This is why changing bad habits is so tricky: most decisions are made before we've even registered that a choice is being made. The key to overcoming bad decisions is creating a buffer between you and temptation to increase resistance and give your conscious brain time to catch up.
Let's say you have a cocktail or three to unwind in the evening. If you have alcohol sitting out in your house, remove it from sight and place another beverage in its place. "Out of sight, out of mind" can work wonders. If you replace the hooch with something else in the same location you go to every day, you'll be more likely to grab the healthier option.
The more you see foods, the more likely you are to eat them. One study from the International Journal of Obesity gave secretaries Hershey's Kisses in covered bowls that were either clear or colored. Those given clear bowls opened them to get candy 71% more often and consumed 77 more calories per day.
If keeping unhealthy foods leads to splurging on your diet, add a buffer, keep them out of sight, or eliminate them altogether.
Your phone is a dopamine-dispensing slot machine constantly calling for your attention. If you're scanning the web late at night or chronically checking email, you're probably messing up your sleep and family life. To disconnect from your phone, place it out of sight.
Set out your workout clothes, workout drink, and shoes to eliminate friction. When they're ready and waiting, success becomes simple.
Willpower is rarely enough to make great decisions. Your subconscious mind controls most decisions. By setting up your environment to remove friction for good choices and create friction to avoid bad ones, you can rapidly transform your life.
Most lifters want to be the total package: strong, muscular, and lean. Attaining the athletic-aesthetic trifecta is possible. But the biggest mistake is attempting to go all-in on all three goals at once.
Recomposition, the process of building muscle and losing fat, is entirely possible. But it's a slow, arduous process where you often go weeks or months without making noticeable headway towards your goals.
For the majority of people who fall prey to instant gratification, this route is a sure-fire way to fail.
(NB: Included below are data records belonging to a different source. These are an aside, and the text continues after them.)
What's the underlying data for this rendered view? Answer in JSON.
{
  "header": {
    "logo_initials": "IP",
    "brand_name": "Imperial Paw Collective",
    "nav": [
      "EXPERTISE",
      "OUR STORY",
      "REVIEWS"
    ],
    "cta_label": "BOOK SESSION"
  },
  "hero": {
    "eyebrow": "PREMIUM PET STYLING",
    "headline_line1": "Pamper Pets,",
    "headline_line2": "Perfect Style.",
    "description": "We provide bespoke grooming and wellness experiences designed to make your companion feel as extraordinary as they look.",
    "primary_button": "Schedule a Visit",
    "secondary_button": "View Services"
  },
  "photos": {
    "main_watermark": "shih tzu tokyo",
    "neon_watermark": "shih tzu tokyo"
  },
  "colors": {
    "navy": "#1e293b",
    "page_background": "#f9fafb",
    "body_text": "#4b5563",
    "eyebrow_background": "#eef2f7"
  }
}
As soon as they start to build muscle (and naturally add weight), they feel fat and want to change gears. They gain an ounce of body fat and go back to cut mode.
Around they go, hopping from bulking to cutting every 4-6 weeks for months or years while making no meaningful progress. This is a nightmare. They work incredibly hard but don't have the physique to show it.
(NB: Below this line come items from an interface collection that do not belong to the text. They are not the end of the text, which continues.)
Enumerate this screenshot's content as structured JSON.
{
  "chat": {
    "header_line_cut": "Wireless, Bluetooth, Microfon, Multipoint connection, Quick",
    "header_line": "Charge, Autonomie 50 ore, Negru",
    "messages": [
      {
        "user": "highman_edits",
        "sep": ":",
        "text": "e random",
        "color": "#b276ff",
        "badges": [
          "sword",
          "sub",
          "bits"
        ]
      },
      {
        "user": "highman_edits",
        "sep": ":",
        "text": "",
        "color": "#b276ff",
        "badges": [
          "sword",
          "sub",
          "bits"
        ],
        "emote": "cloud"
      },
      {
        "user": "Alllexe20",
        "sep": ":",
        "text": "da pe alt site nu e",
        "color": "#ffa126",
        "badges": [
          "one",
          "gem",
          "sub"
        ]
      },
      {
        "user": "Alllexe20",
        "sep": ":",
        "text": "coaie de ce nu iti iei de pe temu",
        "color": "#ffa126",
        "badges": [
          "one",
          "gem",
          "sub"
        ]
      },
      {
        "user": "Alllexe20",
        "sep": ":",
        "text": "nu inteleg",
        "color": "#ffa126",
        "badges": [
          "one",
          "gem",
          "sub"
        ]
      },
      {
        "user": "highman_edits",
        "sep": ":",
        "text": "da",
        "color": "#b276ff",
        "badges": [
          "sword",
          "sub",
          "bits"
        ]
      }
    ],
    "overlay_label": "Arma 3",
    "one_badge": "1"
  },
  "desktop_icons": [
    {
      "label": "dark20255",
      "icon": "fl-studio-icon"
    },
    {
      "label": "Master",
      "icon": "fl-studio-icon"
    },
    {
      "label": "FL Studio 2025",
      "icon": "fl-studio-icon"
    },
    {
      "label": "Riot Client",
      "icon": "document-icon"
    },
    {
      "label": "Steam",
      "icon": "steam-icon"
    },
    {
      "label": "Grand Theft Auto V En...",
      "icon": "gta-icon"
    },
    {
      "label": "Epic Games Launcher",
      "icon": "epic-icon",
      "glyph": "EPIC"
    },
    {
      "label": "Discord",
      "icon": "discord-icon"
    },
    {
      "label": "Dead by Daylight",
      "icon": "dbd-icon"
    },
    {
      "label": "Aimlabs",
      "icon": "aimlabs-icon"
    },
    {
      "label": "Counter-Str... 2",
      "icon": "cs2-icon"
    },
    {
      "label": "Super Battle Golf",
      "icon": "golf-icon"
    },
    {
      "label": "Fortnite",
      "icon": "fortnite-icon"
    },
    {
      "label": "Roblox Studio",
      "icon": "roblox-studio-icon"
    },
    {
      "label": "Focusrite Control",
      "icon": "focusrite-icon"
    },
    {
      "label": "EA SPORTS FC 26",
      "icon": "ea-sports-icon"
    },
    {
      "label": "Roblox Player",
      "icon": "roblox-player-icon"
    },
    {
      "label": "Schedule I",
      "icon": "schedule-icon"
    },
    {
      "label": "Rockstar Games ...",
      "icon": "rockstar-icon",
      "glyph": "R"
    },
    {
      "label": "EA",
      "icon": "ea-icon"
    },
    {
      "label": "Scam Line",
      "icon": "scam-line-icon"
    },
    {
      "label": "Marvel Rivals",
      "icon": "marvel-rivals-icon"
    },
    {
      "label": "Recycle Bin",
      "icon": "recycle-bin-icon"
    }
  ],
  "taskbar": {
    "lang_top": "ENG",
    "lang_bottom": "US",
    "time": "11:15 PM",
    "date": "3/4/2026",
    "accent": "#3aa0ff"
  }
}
A better plan:
Get lean first. Ideally, men should get to 12% to 14% body fat and have visible abdominals, whereas women should be about 18%. When you're lean, you'll be healthier and build more lean muscle without gaining body fat.
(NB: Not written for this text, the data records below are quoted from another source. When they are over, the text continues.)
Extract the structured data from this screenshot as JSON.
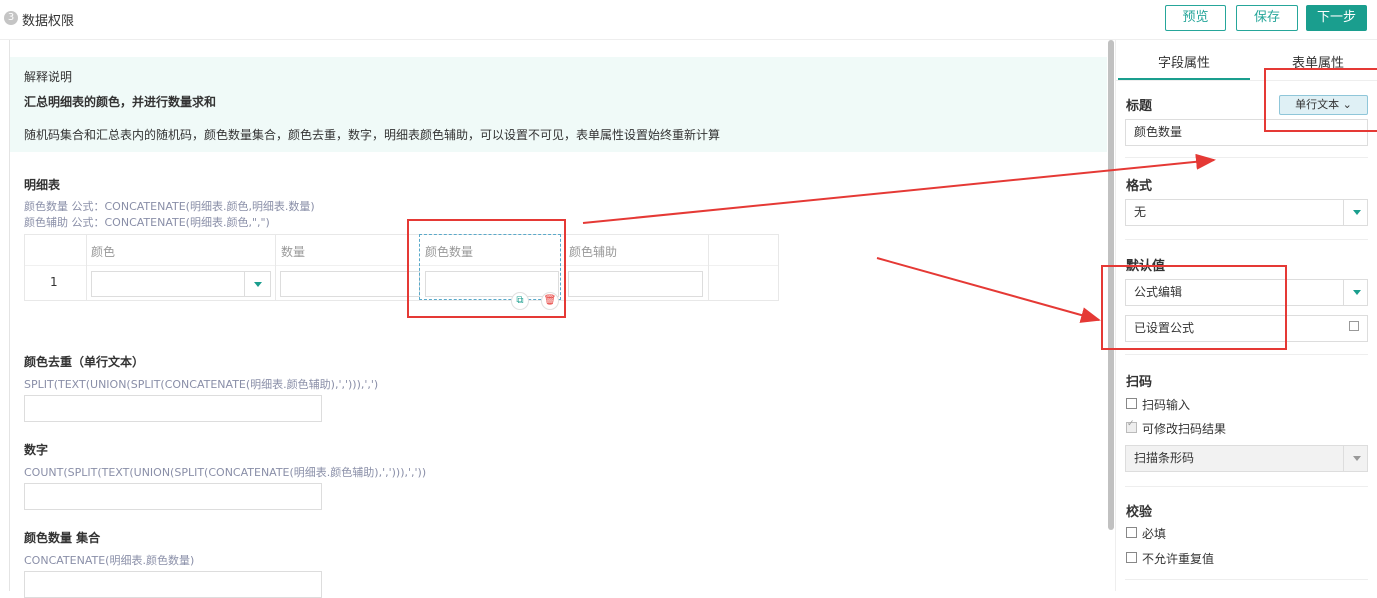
{
  "header": {
    "step_number": "3",
    "step_title": "数据权限",
    "btn_preview": "预览",
    "btn_save": "保存",
    "btn_next": "下一步"
  },
  "explain": {
    "title": "解释说明",
    "headline": "汇总明细表的颜色，并进行数量求和",
    "text": "随机码集合和汇总表内的随机码，颜色数量集合，颜色去重，数字，明细表颜色辅助，可以设置不可见，表单属性设置始终重新计算"
  },
  "detail_table": {
    "label": "明细表",
    "formula1": "颜色数量 公式：CONCATENATE(明细表.颜色,明细表.数量)",
    "formula2": "颜色辅助 公式：CONCATENATE(明细表.颜色,\",\")",
    "columns": [
      "颜色",
      "数量",
      "颜色数量",
      "颜色辅助"
    ],
    "row_number": "1"
  },
  "fields": [
    {
      "label": "颜色去重（单行文本）",
      "formula": "SPLIT(TEXT(UNION(SPLIT(CONCATENATE(明细表.颜色辅助),','))),',')"
    },
    {
      "label": "数字",
      "formula": "COUNT(SPLIT(TEXT(UNION(SPLIT(CONCATENATE(明细表.颜色辅助),','))),','))"
    },
    {
      "label": "颜色数量 集合",
      "formula": "CONCATENATE(明细表.颜色数量)"
    }
  ],
  "panel": {
    "tab_field": "字段属性",
    "tab_form": "表单属性",
    "title_label": "标题",
    "type_chip": "单行文本",
    "title_value": "颜色数量",
    "format_label": "格式",
    "format_value": "无",
    "default_label": "默认值",
    "default_value": "公式编辑",
    "formula_status": "已设置公式",
    "scan_label": "扫码",
    "scan_input": "扫码输入",
    "scan_modify": "可修改扫码结果",
    "scan_type": "扫描条形码",
    "validate_label": "校验",
    "required": "必填",
    "no_duplicate": "不允许重复值"
  },
  "colors": {
    "accent": "#1a9e8e",
    "annotation": "#e53935",
    "explain_bg": "#f0faf8"
  }
}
Once you're lean, commit 4-6 months minimum to building muscle. Fat loss happens relatively quickly compared to building muscle and will lead to the greatest visual change in your appearance.
So commit to getting lean and healthy first, then accept the long-haul that is building muscle. You'll end up building muscle, losing fat, and building a high-performance physique faster than chasing conflicting physiological goals all at the same time.
- "Apa PsycNet." American Psychological Association, American Psychological Association.
- Huovinen, H. T., Hulmi, J. J., Isolehto, J., Kyröläinen, H., Puurtinen, R., Karila, T., Mero, A. A. (2015). Body Composition and Power Performance Improved After Weight Reduction in Male Athletes Without Hampering Hormonal Balance. Journal of Strength and Conditioning Research, 29(1), 29-36. doi:10.1519/jsc.0000000000000619
- YK;, Wansink B;Painter JE;Lee. "The Office Candy Dish: Proximity's Influence on Estimated and Actual Consumption." International Journal of Obesity (2005), U.S. National Library of Medicine
- Youngstedt, Shawn D., et al. "Human Circadian Phase-Response Curves for Exercise." The Physiological Society, John Wiley & Sons, Ltd, 18 Mar. 2019